Data items
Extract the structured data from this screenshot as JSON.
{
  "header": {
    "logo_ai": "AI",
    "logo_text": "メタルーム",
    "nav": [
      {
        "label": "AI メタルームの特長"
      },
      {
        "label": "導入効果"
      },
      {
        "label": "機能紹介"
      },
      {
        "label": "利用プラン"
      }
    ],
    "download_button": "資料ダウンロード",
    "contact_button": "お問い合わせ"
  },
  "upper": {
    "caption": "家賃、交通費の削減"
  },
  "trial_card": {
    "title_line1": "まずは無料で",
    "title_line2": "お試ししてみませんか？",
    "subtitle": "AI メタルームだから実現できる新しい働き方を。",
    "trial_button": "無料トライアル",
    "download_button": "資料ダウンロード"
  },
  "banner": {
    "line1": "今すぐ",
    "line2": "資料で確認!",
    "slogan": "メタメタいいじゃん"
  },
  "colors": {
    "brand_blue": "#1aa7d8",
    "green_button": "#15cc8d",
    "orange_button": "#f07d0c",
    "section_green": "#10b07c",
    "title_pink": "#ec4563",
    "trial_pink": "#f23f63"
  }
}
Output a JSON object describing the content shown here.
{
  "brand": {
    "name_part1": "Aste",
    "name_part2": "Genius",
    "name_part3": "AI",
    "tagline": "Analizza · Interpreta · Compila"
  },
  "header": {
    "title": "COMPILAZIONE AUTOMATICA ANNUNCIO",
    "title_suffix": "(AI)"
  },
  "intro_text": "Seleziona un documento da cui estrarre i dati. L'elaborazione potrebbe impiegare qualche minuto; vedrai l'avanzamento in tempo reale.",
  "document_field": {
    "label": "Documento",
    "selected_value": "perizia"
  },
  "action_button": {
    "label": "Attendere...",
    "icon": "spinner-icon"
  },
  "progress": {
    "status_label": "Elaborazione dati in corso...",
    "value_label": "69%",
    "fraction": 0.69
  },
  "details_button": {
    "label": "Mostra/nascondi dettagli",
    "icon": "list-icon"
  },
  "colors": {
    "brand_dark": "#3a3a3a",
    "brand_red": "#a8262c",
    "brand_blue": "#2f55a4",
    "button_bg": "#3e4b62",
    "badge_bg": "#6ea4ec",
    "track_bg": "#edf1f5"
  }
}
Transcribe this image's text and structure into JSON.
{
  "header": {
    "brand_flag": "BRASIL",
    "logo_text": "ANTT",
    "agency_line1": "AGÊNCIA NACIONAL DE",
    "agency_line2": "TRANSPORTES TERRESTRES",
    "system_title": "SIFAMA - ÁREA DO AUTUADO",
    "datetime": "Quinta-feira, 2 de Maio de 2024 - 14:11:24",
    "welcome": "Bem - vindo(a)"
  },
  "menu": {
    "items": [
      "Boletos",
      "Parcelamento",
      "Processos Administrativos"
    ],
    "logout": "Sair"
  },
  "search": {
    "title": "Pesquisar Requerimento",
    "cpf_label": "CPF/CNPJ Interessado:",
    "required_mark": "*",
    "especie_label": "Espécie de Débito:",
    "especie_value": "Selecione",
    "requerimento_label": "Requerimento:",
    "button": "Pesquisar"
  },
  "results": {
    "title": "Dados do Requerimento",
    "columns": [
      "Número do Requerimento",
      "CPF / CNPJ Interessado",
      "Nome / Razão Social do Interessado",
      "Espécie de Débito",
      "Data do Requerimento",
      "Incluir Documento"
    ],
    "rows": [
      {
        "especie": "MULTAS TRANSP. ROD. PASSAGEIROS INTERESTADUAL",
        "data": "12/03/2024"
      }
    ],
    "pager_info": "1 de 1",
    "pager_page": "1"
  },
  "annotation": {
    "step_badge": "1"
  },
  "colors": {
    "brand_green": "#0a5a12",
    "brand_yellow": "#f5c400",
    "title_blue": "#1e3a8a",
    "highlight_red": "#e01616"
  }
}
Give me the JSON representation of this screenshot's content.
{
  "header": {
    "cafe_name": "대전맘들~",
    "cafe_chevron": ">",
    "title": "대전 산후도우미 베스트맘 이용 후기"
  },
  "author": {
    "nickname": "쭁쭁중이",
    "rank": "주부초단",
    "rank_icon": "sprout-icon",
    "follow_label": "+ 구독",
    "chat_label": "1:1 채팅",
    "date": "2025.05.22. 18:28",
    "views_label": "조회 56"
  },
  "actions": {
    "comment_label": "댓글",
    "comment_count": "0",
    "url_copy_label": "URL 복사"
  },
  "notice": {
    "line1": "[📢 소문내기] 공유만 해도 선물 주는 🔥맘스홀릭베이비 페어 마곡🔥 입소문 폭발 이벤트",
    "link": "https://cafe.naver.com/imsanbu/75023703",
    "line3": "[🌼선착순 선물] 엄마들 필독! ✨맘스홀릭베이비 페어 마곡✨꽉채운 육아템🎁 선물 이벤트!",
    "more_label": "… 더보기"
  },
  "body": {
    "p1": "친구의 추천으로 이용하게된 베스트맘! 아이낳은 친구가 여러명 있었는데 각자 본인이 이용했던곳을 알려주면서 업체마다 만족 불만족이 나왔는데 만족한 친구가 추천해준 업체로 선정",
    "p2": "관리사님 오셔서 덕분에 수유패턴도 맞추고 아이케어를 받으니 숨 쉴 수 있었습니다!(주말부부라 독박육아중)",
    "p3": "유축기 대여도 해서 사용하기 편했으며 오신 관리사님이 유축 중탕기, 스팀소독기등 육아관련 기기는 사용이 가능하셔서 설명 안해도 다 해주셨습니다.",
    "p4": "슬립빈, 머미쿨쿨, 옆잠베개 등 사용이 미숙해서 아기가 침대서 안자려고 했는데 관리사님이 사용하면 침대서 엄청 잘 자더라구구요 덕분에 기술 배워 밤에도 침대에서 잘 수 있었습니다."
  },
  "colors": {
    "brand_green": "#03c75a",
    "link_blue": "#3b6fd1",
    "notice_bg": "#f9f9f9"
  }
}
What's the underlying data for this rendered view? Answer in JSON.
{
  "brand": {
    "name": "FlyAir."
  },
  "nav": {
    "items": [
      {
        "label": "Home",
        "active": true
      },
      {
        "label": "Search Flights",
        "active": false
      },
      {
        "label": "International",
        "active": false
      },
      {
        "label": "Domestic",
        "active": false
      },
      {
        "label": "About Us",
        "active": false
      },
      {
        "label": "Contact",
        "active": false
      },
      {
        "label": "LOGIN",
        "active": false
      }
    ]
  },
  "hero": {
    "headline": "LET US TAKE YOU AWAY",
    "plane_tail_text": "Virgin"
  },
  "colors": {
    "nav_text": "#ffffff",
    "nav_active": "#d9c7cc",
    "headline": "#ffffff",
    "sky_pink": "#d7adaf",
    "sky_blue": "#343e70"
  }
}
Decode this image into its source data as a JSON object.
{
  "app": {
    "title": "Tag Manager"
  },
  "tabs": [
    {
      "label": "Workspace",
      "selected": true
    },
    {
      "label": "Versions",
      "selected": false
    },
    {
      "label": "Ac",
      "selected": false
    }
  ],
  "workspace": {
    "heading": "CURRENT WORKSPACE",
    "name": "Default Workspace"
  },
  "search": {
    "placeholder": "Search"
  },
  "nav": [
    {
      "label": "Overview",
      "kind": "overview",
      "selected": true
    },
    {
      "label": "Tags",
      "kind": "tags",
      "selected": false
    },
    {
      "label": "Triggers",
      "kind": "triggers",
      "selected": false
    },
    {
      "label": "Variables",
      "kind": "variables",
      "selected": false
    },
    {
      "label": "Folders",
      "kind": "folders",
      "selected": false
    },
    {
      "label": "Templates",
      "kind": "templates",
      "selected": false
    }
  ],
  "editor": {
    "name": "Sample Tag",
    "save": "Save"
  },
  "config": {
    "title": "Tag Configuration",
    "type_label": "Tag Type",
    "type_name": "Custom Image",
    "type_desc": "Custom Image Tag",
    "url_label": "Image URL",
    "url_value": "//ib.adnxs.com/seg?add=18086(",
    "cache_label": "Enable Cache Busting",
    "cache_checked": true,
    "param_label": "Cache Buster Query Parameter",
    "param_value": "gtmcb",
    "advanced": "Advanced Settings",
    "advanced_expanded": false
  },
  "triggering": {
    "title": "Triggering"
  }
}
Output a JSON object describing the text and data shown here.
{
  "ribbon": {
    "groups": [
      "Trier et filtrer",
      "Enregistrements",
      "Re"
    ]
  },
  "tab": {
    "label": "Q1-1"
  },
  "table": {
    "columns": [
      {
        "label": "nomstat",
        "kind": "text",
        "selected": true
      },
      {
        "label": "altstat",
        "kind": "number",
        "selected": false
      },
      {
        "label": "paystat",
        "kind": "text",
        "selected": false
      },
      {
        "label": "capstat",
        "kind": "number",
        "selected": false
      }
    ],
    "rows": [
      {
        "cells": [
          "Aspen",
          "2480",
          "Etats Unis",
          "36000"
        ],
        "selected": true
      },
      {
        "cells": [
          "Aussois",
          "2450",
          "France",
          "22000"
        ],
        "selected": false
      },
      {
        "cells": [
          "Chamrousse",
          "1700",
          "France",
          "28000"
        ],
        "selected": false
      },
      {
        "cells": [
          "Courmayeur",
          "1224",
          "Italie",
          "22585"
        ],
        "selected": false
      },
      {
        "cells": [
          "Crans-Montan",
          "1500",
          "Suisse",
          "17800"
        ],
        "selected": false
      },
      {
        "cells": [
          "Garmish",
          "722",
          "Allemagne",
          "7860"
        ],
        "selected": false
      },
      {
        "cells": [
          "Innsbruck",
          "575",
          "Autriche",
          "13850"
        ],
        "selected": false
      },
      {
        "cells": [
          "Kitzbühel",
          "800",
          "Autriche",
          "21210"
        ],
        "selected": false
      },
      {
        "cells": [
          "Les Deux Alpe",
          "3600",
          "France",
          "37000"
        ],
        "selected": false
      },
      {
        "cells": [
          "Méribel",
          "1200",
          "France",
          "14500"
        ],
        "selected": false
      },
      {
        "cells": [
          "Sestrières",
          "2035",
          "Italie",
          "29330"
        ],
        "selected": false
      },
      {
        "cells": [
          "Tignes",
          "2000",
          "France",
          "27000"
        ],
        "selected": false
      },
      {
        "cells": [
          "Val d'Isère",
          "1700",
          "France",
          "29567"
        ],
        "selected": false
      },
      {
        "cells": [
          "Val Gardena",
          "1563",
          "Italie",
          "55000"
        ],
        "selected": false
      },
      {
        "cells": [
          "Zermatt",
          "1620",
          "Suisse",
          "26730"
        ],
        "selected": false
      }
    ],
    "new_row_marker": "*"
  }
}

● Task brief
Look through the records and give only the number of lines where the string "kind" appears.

● Written solution
10